            Fourth and finally this morning, we might be a modern day Pharisee if weigh people down rather than lift people up.  When an expert in the Law of Moses, tried to come to the Pharisees defense, Jesus said,


            "Woe also to you lawyers!  For you load people down with burdens hard to bear, and you yourselves do not lift a finger to help them.


            As a quick aside, I know lawyers take a beating in our society, and I know these arent the same type of lawyers we think about today.  These are not criminal attorneys or civil attorneys or tax attorneys, no, these are experts in the law of Moses, but nonetheless maybe you heard the story of the collapse of the wall between heaven and hell.  Peter was insisting that the devil was responsible for the wall's collapse and should repair the wall, but Satan wasn't interested in repairing the wall, at all.  In fact, he wanted it kept open. So they argued and argued.  Finally Peter threatened to take him to court and bring a suit against Satan.  Satan, however, was very calm. "I'm not worried," he said, "You'll never find a lawyer up there to prosecute."

            Sometimes I think I may need a lawyer when Im driving down the road, and glance in my rear-view mirror and notice a police car behind me.  Has that ever happened to you?  If so,  what's your reaction?  For me, I get immediately uncomfortable.  I watch my P's and Q's, hoping my brake lights were working and hoping not to do anything wrong while the police office is behind me, and when the officer passes me or turns off, I breath a sigh of relief.  The threat is gone.

            I tend to think that's how it was when a Pharisee or an Expert in the Law of Moses showed up at at gathering.  You had to mind your P's & Q's.  You had to watch your step.  There were so many rules to obey, so many rules you could not keep track of all them ... think of the NCAA rules committee and you get an idea.

            How are you when it comes to following the rules?  Katherine Hepburn said, "If you obey all the rules you miss all the fun."  Thomas Edison said, "There are no rules here - we are trying to accomplish something."  On the other hand, the Right Reverend Richard C. Meyer, as his wife Trudy well knows, says "Rules are our friends.  Without rules to follow there would be chaos.  Even someone like me, however, who loves the rules and obeys the rules knows the Teachers of the Law went a little overboard.  They added 613 rules to the Ten Commandments.  That's a lot of rules, a lot of laws.  No wonder the people felt weighed down, burdened. 
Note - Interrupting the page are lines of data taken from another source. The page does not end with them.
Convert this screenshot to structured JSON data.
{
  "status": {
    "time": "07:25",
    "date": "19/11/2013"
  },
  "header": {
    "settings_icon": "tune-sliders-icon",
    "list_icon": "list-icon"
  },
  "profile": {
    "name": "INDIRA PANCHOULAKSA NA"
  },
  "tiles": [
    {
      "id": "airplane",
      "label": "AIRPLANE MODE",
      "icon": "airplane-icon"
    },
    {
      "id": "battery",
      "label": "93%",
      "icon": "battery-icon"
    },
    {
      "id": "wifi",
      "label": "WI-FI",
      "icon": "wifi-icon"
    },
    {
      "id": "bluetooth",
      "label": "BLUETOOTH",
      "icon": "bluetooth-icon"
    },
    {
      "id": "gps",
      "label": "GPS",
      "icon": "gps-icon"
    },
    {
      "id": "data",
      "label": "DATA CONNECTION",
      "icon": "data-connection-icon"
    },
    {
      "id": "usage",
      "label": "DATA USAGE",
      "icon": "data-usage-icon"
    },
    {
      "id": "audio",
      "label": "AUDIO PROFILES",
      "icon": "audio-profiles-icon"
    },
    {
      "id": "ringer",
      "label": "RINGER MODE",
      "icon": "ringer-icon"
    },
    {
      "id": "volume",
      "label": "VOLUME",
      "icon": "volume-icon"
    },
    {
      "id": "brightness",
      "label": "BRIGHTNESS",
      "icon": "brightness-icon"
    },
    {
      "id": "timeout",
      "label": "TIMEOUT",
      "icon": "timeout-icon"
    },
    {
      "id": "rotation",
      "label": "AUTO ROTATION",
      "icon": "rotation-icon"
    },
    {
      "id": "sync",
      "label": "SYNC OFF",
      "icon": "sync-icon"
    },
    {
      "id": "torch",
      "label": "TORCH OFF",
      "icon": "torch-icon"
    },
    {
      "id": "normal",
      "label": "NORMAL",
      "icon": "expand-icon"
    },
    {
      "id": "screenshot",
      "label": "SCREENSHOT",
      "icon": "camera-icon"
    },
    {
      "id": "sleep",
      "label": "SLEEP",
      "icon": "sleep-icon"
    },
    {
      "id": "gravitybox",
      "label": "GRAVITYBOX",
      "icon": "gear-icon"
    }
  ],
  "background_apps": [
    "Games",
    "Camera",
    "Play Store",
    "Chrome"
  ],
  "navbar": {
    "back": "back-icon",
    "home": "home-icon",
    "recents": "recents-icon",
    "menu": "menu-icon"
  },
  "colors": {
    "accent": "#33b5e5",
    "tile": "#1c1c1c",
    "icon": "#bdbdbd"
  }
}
            What a breath of fresh air Jesus must have been at the dinner party if you weren't a Pharisee or an Expert in the Law!  Dr. Karl Menninger, in his book, The Vital Balance tells a story about President Thomas Jefferson and a group of companions traveling on horseback.  They came to a river which had left its banks because of a recent downpour.  The swollen river had washed the bridge away.  Each rider was forced to ford the river on horseback, fighting for his life against the rapid currents.  The very real possibility of death threatened each rider, which caused a traveler who was not part of their group to step aside and watch.  After several had plunged in and made it to the other side, the stranger asked President Jefferson if he would ferry him across the river.  The president agreed without hesitation.  The man climbed on, and shortly thereafter the two of them made it safely to the other side. 

            As the stranger slid off the back of the saddle onto dry ground, one of the group asked him, "Tell me, why did you select the president to ask this favor of?" 

            The man was shocked, admitting he had no idea he was the president who had helped him.  "All I know," he said, "Is that on some of your faces was written the answer "No," and on some of them was the answer 'Yes.'  His was a 'Yes' face."[1]

            May we be more and more like Jesus.  May we develop "Yes" faces rather than "No" faces.  May we lift people up and not weigh them down.  May we be the furthest thing from modern-day Pharisees.  Amen.

[1] Dr. Carl Menninger The Vital Balance, New York: Viking Press, 1963, Page 22.